1. A Definition: A good zoning code clearly defines its terminology. Here, for example, is a useful outline for what, in the real world, is a very fluid term: “An ADU is a smaller, secondary home on the same lot as a primary dwelling. ADUs are independently habitable and provide the basic requirements of shelter, heat, cooking and sanitation.”

2. The Purpose: This is where the code describes key reasons a community allows ADUs. They should:

  • increase the number of housing units while respecting the style and scale of single-dwelling development
  • bolster the efficient use of existing housing stock and infrastructure  
  • provide housing that’s affordable and respond to the needs of smaller, changing households 
  • serve as accessible housing for older adults and people with disabilities

3. Eligibility: Who can build an ADU and on what type of property? A statement in this part of the code clarifies that an ADU can be placed only on a “residentially zoned, single-family lot.” (Some communities provide lot size standards, but many don’t.)

4. Creation: This is where the code sets out how an ADU can be built. For instance: “An ADU may be created through new construction, the conversion of an existing structure, as an addition to an existing structure or as a conversion of a qualifying existing house during the construction of a new primary dwelling on the site.”

5. Quantity: Most municipalities that permit ADUs allow one per lot. Vancouver, British Columbia; Sonoma County, California; and Tigard, Oregon, are among the few that allow two per lot (typically one internal and one external). Some communities also allow duplexes or townhomes to have ADUs, either in the backyard or on the ground floor.

6. Occupancy and Use: A code should state that the use-and-safety standards for ADUs match those that apply to the primary dwelling on the same property. (See page 17 for more about ADU uses.)

7. Design Standards:

  • Size and height: A zoning code might specify exactly how large and tall an ADU is allowed to be. For instance, “an ADU may not exceed 1,000 square feet or the size of the primary dwelling, whichever is smaller.” Codes often limit detached ADUs to 1.5 or 2 stories in height. (An example of that language: “The maximum height allowed for a detached ADU is the lesser of 25 feet at the peak of the roof or the height of the primary dwelling.”)

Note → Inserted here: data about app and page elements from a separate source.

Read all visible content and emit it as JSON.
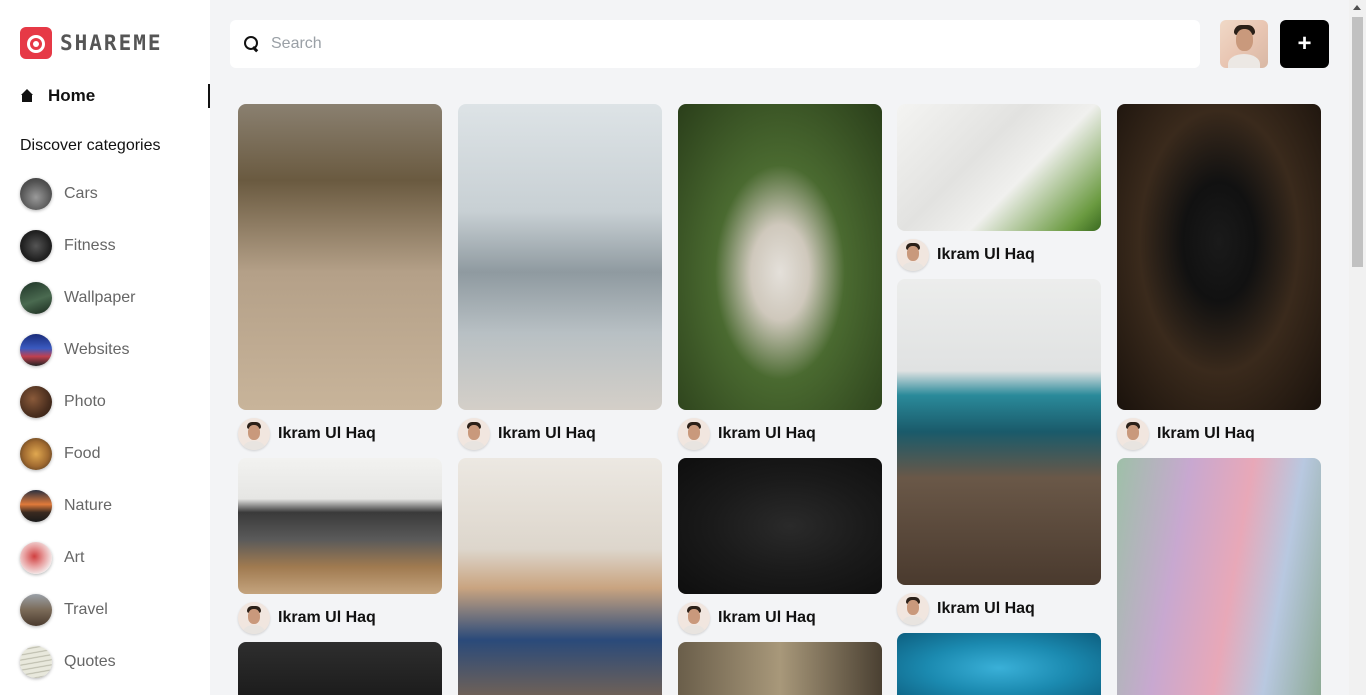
{
  "app": {
    "name": "SHAREME"
  },
  "sidebar": {
    "home_label": "Home",
    "discover_label": "Discover categories",
    "categories": [
      {
        "label": "Cars",
        "color": "#6b6b6b"
      },
      {
        "label": "Fitness",
        "color": "#2b2b2b"
      },
      {
        "label": "Wallpaper",
        "color": "#2f4a3a"
      },
      {
        "label": "Websites",
        "color": "#2a3a7a"
      },
      {
        "label": "Photo",
        "color": "#5a3a2a"
      },
      {
        "label": "Food",
        "color": "#b07a3a"
      },
      {
        "label": "Nature",
        "color": "#c06a3a"
      },
      {
        "label": "Art",
        "color": "#c43a3a"
      },
      {
        "label": "Travel",
        "color": "#7a6a5a"
      },
      {
        "label": "Quotes",
        "color": "#cfcfc0"
      }
    ]
  },
  "search": {
    "placeholder": "Search",
    "value": ""
  },
  "header": {
    "add_label": "+"
  },
  "pins": [
    {
      "name": "pin-couple-forest",
      "user": "Ikram Ul Haq",
      "colors": [
        "#b49a7e",
        "#8a6a4e"
      ]
    },
    {
      "name": "pin-couple-beach",
      "user": "Ikram Ul Haq",
      "colors": [
        "#c9d3d6",
        "#8e9aa0"
      ]
    },
    {
      "name": "pin-woman-grass",
      "user": "Ikram Ul Haq",
      "colors": [
        "#3f5a28",
        "#26381a"
      ]
    },
    {
      "name": "pin-think-outside-box",
      "user": "Ikram Ul Haq",
      "colors": [
        "#eeeeee",
        "#bdbdbd"
      ]
    },
    {
      "name": "pin-win-mug",
      "user": "Ikram Ul Haq",
      "colors": [
        "#2a1f17",
        "#0f0b08"
      ]
    },
    {
      "name": "pin-desk-monitors",
      "user": "Ikram Ul Haq",
      "colors": [
        "#e8e8e6",
        "#7a5a3e"
      ]
    },
    {
      "name": "pin-imac-desk",
      "user": "Ikram Ul Haq",
      "colors": [
        "#e7e7e5",
        "#5b4a3c"
      ]
    },
    {
      "name": "pin-flatlay-dark",
      "user": "Ikram Ul Haq",
      "colors": [
        "#1c1c1c",
        "#0e0e0e"
      ]
    },
    {
      "name": "pin-artist-apron",
      "user": "",
      "colors": [
        "#e9e4dc",
        "#b8aea0"
      ]
    },
    {
      "name": "pin-paint-brushes",
      "user": "",
      "colors": [
        "#a8c4b0",
        "#d8a0b8"
      ]
    },
    {
      "name": "pin-dark-devices",
      "user": "",
      "colors": [
        "#2a2a2a",
        "#151515"
      ]
    },
    {
      "name": "pin-building",
      "user": "",
      "colors": [
        "#8a7a60",
        "#4a4032"
      ]
    },
    {
      "name": "pin-swimmer-pool",
      "user": "",
      "colors": [
        "#1b8ab0",
        "#0d5f80"
      ]
    }
  ]
}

  • Parking: Most zoning codes address the amount and placement of parking. Some don’t require additional parking for ADUs, some do, and others find a middle ground — e.g., allowing tandem parking in the driveway and/or on-street parking. 

  • Appearance: Standards can specify how an ADU’s roof shape, siding type and other features need to match the primary dwelling or neighborhood norms. Some codes exempt one-story and internal ADUs from such requirements. 

  • Entrances and stairs: Communities that want ADUs to blend into the background often require that an ADU’s entrance not face the street or appear on the same facade as the entrance to the primary dwelling (unless the home already had additional entrances before the ADU was created). 

8. Additional Design Standards for Detached ADUs:

  • Building setbacks: Many communities require detached ADUs to either be located behind the primary dwelling or far enough from the street to be discreet. (A code might exempt preexisting detached structures that don’t meet that standard.) Although this sort of rule can work well for neighborhoods of large properties with large rear yards, communities with smaller lot sizes may need to employ a more flexible setback-and-placement standard.

  • Building coverage: A code will likely state that the building coverage of a detached ADU may not be larger than a certain percentage of the lot that is covered by the primary dwelling.

  • Yard setbacks: Most communities have rules about minimum distances to property lines and between buildings on the same lot. ADUs are typically required to follow the same rules.


This article is adapted from The ABCs of ADUs, a publication by AARP Livable Communities. Learn more below. Learn more about ADU zoning codes and policies by downloading or ordering Accessory Dwelling Units: A Step-by-Step Guide to Design and Development, published by the AARP Public Policy Institute. 

MORE ABOUT ACCESSORY DWELLING UNITS

Visit AARP.org/ADU for links to more articles and to order AARP's free publications about accessory dwelling units.